Task description:
Reproduce the records below exactly as they appear, omitting any pictures they contain.

Element data from apps and pages
● ● ● ● ● ● ●

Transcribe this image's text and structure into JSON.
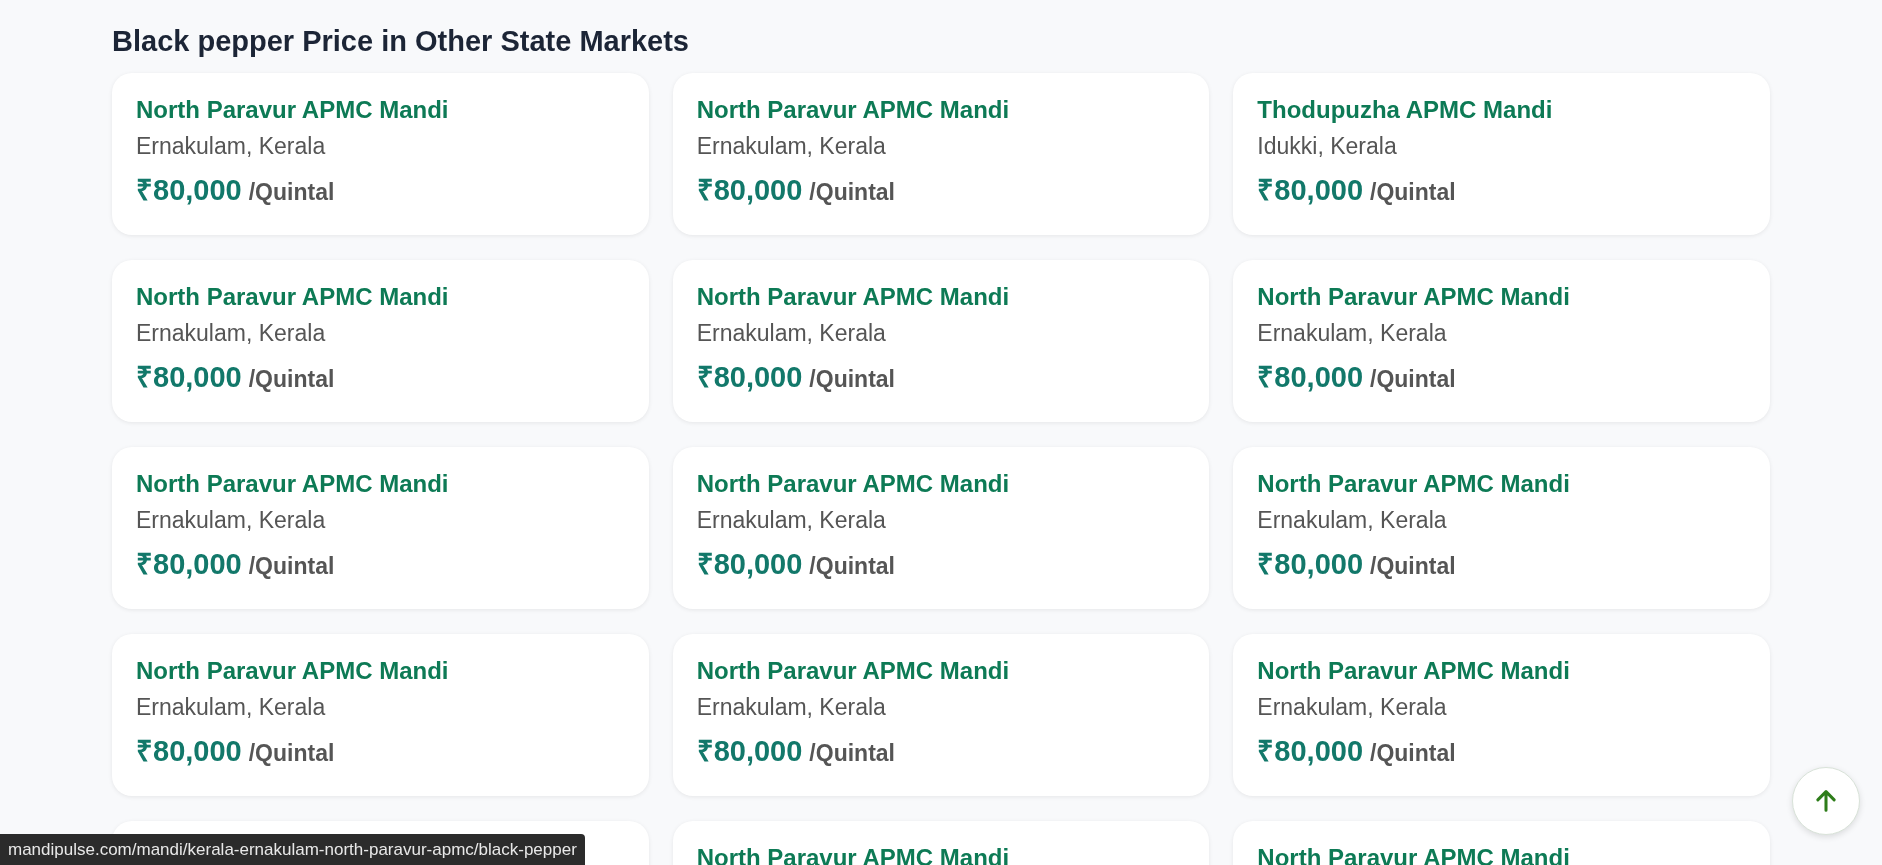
{
  "heading": "Black pepper Price in Other State Markets",
  "markets": [
    {
      "name": "North Paravur APMC Mandi",
      "location": "Ernakulam, Kerala",
      "price": "₹80,000",
      "unit": "/Quintal"
    },
    {
      "name": "North Paravur APMC Mandi",
      "location": "Ernakulam, Kerala",
      "price": "₹80,000",
      "unit": "/Quintal"
    },
    {
      "name": "Thodupuzha APMC Mandi",
      "location": "Idukki, Kerala",
      "price": "₹80,000",
      "unit": "/Quintal"
    },
    {
      "name": "North Paravur APMC Mandi",
      "location": "Ernakulam, Kerala",
      "price": "₹80,000",
      "unit": "/Quintal"
    },
    {
      "name": "North Paravur APMC Mandi",
      "location": "Ernakulam, Kerala",
      "price": "₹80,000",
      "unit": "/Quintal"
    },
    {
      "name": "North Paravur APMC Mandi",
      "location": "Ernakulam, Kerala",
      "price": "₹80,000",
      "unit": "/Quintal"
    },
    {
      "name": "North Paravur APMC Mandi",
      "location": "Ernakulam, Kerala",
      "price": "₹80,000",
      "unit": "/Quintal"
    },
    {
      "name": "North Paravur APMC Mandi",
      "location": "Ernakulam, Kerala",
      "price": "₹80,000",
      "unit": "/Quintal"
    },
    {
      "name": "North Paravur APMC Mandi",
      "location": "Ernakulam, Kerala",
      "price": "₹80,000",
      "unit": "/Quintal"
    },
    {
      "name": "North Paravur APMC Mandi",
      "location": "Ernakulam, Kerala",
      "price": "₹80,000",
      "unit": "/Quintal"
    },
    {
      "name": "North Paravur APMC Mandi",
      "location": "Ernakulam, Kerala",
      "price": "₹80,000",
      "unit": "/Quintal"
    },
    {
      "name": "North Paravur APMC Mandi",
      "location": "Ernakulam, Kerala",
      "price": "₹80,000",
      "unit": "/Quintal"
    },
    {
      "name": "North Paravur APMC Mandi"
    },
    {
      "name": "North Paravur APMC Mandi"
    }
  ],
  "status_url": "mandipulse.com/mandi/kerala-ernakulam-north-paravur-apmc/black-pepper"
}
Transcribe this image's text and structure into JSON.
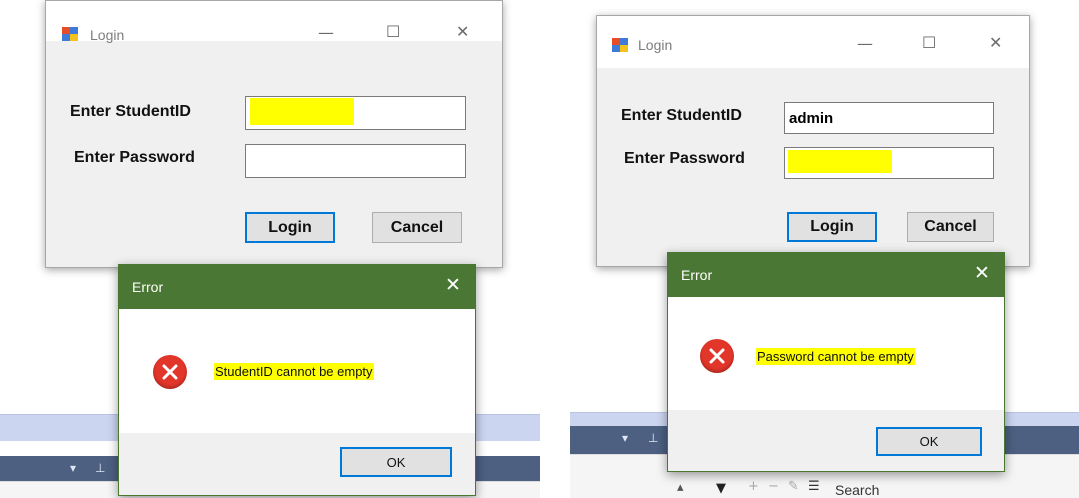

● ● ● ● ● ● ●

Task output:
Transcribe this image's text and structure into JSON.
{
  "heading": "Black pepper Price in Other State Markets",
  "markets": [
    {
      "name": "North Paravur APMC Mandi",
      "location": "Ernakulam, Kerala",
      "price": "₹80,000",
      "unit": "/Quintal"
    },
    {
      "name": "North Paravur APMC Mandi",
      "location": "Ernakulam, Kerala",
      "price": "₹80,000",
      "unit": "/Quintal"
    },
    {
      "name": "Thodupuzha APMC Mandi",
      "location": "Idukki, Kerala",
      "price": "₹80,000",
      "unit": "/Quintal"
    },
    {
      "name": "North Paravur APMC Mandi",
      "location": "Ernakulam, Kerala",
      "price": "₹80,000",
      "unit": "/Quintal"
    },
    {
      "name": "North Paravur APMC Mandi",
      "location": "Ernakulam, Kerala",
      "price": "₹80,000",
      "unit": "/Quintal"
    },
    {
      "name": "North Paravur APMC Mandi",
      "location": "Ernakulam, Kerala",
      "price": "₹80,000",
      "unit": "/Quintal"
    },
    {
      "name": "North Paravur APMC Mandi",
      "location": "Ernakulam, Kerala",
      "price": "₹80,000",
      "unit": "/Quintal"
    },
    {
      "name": "North Paravur APMC Mandi",
      "location": "Ernakulam, Kerala",
      "price": "₹80,000",
      "unit": "/Quintal"
    },
    {
      "name": "North Paravur APMC Mandi",
      "location": "Ernakulam, Kerala",
      "price": "₹80,000",
      "unit": "/Quintal"
    },
    {
      "name": "North Paravur APMC Mandi",
      "location": "Ernakulam, Kerala",
      "price": "₹80,000",
      "unit": "/Quintal"
    },
    {
      "name": "North Paravur APMC Mandi",
      "location": "Ernakulam, Kerala",
      "price": "₹80,000",
      "unit": "/Quintal"
    },
    {
      "name": "North Paravur APMC Mandi",
      "location": "Ernakulam, Kerala",
      "price": "₹80,000",
      "unit": "/Quintal"
    },
    {
      "name": "North Paravur APMC Mandi"
    },
    {
      "name": "North Paravur APMC Mandi"
    }
  ],
  "status_url": "mandipulse.com/mandi/kerala-ernakulam-north-paravur-apmc/black-pepper"
}
Transcribe this image's text and structure into JSON.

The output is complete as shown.